foreign investment in the state. In
particular, Governor Deal is looking to persuade South Korea, China, Singapore,
and Dubai. Governor Deal will be
traveling to South Korea and China during the month of October, while his
economic commissioner will be traveling to Singapore and Dubai.
The state is looking to attract more jobs in the areas of aerospace,
alternative energy, and automotives due to the higher salaries these jobs pay.
Hence, the state is banking on the assumed direct relationship between
higher salaries and consumer purchasing. Basically,
if people are paid more, than they will buy more.
Therefore, the money will go back into the economy because consumers will
be working jobs that pay them a high enough salary that will allow them to
purchase more goods in the open market.
Governor Deal of Georgia, Governor Snyder of Michigan sees the benefit of
foreign investment. According to
the Pure Michigan Blog, Michigan is amongst the top ten states receiving
FDI from China. In 2010, Michigan
sold greater than $44 billion dollars worth of goods to China. This represents a 36% increase of sales from 2009.
According to the Detroit News’ writer Paul Egan, Governor
Snyder will be traveling to China on September 24 as well as to Japan and South
Korea as a way to promote Michigan as a good investment state.
The United States is not an island amongst its self
and it cannot survive in the global community without the assistance of other
nations. In fact, the heart of the
U.S. economic principal, capitalism, is commerce without borders or free trade.
The U.S. used this principal during its earlier days, as a young country,
in order to grow. Britain and France were the U.S.’ biggest trade partners
during its earlier days. Today,
these countries continue to contribute to the U.S.' economy through foreign
direct investment. Due to the
U.S.’ earlier embracement of globalization, the country was able to cement
relationships that proved to be beneficial in providing the means to grow the
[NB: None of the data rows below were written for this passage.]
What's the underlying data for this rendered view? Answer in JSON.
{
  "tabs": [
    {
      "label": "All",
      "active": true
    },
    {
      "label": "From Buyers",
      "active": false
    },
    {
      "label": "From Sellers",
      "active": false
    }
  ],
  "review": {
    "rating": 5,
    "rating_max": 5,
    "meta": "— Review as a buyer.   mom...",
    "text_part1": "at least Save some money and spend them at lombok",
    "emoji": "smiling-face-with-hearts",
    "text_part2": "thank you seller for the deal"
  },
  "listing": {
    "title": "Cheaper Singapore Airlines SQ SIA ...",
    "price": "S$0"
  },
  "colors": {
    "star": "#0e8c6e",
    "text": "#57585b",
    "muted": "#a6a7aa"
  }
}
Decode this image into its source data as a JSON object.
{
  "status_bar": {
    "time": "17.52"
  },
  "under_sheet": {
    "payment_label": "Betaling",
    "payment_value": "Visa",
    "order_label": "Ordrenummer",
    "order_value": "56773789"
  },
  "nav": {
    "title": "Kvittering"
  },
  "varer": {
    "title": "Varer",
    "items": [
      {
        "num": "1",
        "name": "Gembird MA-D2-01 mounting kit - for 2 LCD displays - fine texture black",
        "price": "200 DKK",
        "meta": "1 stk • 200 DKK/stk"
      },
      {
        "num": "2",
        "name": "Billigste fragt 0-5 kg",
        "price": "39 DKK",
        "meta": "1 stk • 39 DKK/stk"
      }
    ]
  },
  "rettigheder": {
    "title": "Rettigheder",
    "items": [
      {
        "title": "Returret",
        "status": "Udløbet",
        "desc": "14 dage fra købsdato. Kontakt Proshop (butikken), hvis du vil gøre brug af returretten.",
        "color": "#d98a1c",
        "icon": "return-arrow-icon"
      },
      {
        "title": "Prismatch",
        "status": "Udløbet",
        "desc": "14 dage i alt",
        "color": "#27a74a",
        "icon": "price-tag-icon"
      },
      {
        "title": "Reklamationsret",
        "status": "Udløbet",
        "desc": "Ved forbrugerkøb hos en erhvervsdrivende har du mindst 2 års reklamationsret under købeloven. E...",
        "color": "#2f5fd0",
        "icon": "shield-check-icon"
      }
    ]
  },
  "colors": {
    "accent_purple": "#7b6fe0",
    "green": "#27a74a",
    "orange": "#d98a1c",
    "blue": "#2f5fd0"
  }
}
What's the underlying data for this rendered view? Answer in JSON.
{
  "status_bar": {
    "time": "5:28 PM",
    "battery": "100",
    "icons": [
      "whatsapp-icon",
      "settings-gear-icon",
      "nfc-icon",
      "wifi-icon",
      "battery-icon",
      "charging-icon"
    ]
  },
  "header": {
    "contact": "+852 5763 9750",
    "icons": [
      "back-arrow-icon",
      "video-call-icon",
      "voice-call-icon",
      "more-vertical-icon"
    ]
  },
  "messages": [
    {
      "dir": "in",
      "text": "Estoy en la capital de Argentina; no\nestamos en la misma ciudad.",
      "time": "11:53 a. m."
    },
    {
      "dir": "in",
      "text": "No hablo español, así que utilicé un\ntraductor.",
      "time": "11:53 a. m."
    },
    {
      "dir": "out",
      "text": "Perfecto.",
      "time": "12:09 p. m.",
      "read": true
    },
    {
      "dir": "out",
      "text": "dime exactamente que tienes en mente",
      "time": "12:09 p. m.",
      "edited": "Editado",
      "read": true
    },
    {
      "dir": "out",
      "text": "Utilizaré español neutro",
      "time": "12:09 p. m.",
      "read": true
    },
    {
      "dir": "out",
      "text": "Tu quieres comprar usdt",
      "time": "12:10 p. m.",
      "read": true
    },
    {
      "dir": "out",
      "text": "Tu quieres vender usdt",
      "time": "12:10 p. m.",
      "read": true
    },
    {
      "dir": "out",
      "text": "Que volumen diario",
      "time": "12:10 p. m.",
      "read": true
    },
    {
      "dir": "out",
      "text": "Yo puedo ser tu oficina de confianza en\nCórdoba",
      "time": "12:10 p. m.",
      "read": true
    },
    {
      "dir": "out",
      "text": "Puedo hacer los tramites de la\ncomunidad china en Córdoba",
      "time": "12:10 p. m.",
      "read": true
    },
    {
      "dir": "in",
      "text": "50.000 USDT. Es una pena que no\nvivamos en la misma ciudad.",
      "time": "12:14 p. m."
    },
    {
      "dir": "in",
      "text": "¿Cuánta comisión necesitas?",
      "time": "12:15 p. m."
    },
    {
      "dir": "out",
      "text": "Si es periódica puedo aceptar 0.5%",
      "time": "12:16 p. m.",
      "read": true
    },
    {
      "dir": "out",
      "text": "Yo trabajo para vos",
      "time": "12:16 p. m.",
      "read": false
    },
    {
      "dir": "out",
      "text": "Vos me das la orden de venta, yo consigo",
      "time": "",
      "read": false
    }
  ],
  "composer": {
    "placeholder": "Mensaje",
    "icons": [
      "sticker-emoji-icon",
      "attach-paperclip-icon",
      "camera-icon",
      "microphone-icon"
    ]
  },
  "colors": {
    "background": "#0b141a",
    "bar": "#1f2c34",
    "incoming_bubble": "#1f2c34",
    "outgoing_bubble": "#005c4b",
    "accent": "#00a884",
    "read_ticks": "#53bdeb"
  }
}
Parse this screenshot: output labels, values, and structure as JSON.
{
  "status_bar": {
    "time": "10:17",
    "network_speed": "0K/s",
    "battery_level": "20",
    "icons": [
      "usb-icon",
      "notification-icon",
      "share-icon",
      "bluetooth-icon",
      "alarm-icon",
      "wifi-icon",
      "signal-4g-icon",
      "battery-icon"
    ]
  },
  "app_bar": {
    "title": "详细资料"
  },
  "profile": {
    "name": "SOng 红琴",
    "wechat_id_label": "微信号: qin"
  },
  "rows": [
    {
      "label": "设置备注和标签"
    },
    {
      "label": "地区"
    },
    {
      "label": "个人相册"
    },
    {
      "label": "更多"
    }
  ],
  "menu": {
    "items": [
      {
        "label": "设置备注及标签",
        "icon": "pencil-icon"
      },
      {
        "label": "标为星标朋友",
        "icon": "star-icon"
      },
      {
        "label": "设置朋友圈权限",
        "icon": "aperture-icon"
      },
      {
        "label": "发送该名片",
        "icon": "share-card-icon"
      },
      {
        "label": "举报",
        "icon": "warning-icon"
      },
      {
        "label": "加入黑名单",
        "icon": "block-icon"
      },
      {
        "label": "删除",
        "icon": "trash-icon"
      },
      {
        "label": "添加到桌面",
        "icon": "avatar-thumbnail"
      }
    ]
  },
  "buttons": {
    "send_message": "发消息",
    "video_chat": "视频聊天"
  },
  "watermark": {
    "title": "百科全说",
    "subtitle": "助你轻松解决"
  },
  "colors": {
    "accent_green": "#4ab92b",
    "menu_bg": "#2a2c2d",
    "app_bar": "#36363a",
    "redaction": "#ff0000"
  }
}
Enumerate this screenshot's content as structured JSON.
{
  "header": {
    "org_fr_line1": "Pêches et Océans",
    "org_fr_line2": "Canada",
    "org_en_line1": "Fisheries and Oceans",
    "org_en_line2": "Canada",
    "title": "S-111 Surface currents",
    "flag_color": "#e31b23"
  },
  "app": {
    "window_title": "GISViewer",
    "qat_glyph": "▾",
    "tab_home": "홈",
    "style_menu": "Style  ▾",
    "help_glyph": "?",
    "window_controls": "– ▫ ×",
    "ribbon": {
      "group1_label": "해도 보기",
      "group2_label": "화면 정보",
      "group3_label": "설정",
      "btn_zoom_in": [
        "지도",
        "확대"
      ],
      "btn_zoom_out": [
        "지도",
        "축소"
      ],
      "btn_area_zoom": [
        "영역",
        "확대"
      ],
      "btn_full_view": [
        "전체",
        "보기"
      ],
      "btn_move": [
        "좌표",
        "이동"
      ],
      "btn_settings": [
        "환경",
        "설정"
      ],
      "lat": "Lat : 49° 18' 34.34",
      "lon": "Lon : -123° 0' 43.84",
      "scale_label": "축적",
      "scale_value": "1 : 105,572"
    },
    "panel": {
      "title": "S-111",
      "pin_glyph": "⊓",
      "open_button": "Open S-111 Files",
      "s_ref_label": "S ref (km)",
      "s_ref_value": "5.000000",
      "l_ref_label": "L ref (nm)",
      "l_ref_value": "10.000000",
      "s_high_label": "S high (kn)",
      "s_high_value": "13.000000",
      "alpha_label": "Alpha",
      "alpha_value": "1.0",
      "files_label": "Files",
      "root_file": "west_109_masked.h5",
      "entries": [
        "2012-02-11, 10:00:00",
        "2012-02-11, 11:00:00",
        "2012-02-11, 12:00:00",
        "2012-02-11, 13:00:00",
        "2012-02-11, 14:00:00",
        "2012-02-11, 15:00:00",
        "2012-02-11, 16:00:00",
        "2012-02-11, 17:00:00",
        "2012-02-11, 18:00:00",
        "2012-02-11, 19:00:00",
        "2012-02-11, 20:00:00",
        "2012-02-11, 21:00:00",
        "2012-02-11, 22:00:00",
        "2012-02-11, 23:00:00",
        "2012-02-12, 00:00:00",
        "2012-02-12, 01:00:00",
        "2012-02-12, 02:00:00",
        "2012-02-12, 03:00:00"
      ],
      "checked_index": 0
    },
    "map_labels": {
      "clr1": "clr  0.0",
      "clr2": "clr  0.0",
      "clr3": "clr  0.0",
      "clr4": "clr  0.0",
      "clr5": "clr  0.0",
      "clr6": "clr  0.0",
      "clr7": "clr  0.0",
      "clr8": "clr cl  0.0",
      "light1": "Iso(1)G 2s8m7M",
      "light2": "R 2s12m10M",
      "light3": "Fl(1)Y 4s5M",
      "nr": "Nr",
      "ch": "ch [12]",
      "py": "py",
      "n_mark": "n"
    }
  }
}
U.S.’ economy, strengthen its military, and broaden its reach in the
international community. Therefore,
without globalization, the U.S. would not have evolved into the superpower it is